Under honey-blonde bangs my captivating four-year-old raised imploring eyes to me and once again asked if she could pet the horse. And once again I reminded her how the electrified fence had made me jump, emphasizing the gravity of my injury with “Owie, it really hurt me.” I rubbed my shoulder for emphasis.
She studied the fence again. “Mama, why doesn’t the horse come over here so I can pet him?”I tapped my cheek. You might say it was a teaching moment, but I was merely living and enjoying the warm day by the river with one of my favorite people. “Why do you think he doesn’t come?”
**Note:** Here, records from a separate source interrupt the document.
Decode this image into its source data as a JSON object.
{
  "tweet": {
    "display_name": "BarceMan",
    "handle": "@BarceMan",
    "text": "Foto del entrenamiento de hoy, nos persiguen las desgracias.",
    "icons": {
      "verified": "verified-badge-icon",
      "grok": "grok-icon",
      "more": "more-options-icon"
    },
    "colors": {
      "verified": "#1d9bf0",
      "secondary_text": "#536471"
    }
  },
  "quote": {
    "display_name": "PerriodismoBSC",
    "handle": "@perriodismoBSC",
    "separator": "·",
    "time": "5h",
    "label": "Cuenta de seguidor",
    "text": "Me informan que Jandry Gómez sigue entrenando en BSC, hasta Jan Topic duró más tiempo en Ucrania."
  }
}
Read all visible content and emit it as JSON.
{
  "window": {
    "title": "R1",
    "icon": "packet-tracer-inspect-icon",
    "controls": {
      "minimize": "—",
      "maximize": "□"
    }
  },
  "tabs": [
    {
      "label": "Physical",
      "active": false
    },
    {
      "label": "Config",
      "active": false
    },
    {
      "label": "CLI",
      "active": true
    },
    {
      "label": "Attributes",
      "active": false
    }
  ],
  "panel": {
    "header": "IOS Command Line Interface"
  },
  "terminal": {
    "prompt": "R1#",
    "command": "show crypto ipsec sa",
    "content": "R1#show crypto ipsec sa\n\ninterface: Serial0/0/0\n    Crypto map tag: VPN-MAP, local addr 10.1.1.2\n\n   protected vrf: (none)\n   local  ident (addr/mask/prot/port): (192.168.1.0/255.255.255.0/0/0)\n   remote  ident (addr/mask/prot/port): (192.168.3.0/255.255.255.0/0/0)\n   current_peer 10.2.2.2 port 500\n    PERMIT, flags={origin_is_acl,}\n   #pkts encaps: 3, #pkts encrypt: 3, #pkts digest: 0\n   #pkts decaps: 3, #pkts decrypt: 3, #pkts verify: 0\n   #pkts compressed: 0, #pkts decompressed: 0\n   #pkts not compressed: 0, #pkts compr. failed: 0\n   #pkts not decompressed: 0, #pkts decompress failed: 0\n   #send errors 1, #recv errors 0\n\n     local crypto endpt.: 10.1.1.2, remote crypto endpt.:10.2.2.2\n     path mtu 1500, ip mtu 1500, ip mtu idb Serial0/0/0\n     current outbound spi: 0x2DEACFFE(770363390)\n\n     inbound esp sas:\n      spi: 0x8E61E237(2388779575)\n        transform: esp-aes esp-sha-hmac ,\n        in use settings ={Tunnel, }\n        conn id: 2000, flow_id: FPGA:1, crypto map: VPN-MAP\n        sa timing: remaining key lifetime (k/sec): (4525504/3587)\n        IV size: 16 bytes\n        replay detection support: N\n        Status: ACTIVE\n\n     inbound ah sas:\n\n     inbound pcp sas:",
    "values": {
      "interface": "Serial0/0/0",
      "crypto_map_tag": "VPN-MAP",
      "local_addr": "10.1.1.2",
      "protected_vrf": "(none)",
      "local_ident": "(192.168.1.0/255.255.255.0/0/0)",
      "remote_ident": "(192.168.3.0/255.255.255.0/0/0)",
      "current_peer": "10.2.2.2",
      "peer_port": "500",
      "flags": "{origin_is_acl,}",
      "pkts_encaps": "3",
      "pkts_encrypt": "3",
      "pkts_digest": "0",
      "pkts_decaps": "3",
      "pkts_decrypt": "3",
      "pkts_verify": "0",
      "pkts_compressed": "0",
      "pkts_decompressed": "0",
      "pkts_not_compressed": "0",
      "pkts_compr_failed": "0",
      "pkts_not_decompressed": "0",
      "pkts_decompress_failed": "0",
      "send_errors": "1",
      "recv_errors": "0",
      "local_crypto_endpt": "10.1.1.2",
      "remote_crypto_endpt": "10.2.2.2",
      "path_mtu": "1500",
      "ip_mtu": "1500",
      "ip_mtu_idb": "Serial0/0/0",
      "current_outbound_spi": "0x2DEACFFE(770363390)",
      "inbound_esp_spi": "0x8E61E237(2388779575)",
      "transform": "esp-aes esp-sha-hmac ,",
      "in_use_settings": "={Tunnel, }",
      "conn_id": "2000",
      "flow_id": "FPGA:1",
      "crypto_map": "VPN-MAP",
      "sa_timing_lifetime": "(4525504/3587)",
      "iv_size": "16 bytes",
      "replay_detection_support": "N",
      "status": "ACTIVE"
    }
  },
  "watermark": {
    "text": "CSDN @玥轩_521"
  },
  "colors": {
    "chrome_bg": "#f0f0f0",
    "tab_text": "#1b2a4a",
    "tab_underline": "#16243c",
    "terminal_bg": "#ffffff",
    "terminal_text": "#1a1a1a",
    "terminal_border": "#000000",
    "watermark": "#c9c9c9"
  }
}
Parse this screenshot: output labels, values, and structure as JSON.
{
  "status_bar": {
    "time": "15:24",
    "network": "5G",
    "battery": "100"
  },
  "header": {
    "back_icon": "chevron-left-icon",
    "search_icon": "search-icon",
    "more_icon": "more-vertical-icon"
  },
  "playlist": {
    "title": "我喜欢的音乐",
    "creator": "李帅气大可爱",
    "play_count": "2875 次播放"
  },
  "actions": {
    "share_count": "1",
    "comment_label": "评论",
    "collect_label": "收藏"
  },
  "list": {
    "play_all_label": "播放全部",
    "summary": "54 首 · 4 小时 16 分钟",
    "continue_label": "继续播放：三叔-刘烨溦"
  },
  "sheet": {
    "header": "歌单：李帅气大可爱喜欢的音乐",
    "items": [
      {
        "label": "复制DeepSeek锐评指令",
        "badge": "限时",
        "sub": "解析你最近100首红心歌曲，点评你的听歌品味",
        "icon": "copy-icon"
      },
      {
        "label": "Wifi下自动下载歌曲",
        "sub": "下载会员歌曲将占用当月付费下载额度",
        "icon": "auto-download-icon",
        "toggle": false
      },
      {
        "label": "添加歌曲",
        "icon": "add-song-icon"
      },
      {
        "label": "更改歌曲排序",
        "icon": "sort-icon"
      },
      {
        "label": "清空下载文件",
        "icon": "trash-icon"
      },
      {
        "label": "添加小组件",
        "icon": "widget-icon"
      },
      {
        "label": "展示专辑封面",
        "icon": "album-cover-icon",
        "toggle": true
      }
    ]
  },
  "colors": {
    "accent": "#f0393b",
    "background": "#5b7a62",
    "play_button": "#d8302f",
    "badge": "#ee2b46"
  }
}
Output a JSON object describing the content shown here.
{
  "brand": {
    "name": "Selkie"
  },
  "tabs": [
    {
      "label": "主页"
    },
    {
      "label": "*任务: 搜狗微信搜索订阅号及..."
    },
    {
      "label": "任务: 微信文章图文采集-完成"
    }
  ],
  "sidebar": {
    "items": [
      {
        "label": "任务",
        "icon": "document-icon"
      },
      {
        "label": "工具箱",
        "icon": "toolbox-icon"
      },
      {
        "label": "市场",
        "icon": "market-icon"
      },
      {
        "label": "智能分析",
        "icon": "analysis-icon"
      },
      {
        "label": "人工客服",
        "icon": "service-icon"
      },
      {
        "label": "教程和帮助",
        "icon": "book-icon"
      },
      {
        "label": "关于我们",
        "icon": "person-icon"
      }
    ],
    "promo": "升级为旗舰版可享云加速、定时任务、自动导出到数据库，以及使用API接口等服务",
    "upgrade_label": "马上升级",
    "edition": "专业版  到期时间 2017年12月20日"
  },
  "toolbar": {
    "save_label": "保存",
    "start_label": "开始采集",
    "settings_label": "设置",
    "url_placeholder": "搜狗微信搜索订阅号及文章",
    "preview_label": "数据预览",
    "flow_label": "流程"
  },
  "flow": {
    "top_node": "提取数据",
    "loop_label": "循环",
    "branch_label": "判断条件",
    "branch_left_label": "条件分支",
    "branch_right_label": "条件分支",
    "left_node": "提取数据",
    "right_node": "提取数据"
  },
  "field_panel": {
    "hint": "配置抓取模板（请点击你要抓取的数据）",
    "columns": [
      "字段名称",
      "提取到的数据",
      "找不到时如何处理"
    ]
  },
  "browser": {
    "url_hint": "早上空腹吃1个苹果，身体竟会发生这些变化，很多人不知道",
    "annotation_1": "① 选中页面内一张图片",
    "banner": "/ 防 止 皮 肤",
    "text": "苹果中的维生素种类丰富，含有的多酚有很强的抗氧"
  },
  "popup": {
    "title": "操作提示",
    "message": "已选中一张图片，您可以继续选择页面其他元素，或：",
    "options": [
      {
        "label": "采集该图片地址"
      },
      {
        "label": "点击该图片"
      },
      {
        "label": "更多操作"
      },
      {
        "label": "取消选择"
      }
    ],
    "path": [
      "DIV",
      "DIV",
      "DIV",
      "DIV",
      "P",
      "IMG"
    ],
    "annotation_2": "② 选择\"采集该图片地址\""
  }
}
She stuck her thumb in her mouth then examined it as though it tasted like someone else’s. She wiped it on her shirt. “Would the fence hurt him?”
“Well, maybe.” With no direction in mind, I let my thoughts wander closer to her pace. “Why do you think the farmer put that fence there, anyway?”
Her forehead pushed her eyebrows into a scowl. “He doesn’t like horses.” She held her eyebrows there till I thought they might be stuck.
“Is that right?” I pointed to the shed, and to the pile of hay next to it. “Do you think the farmer built that for the horse so he would have a dry place to sleep?”
She took my hand and pulled me closer. I lowered my ear to her whisper. “No, mama, the horse built it.” Then she giggled.
–to be continued at Boundaries are a Good Thing, part 2.
a work of fiction by Kathy Sheldon Davis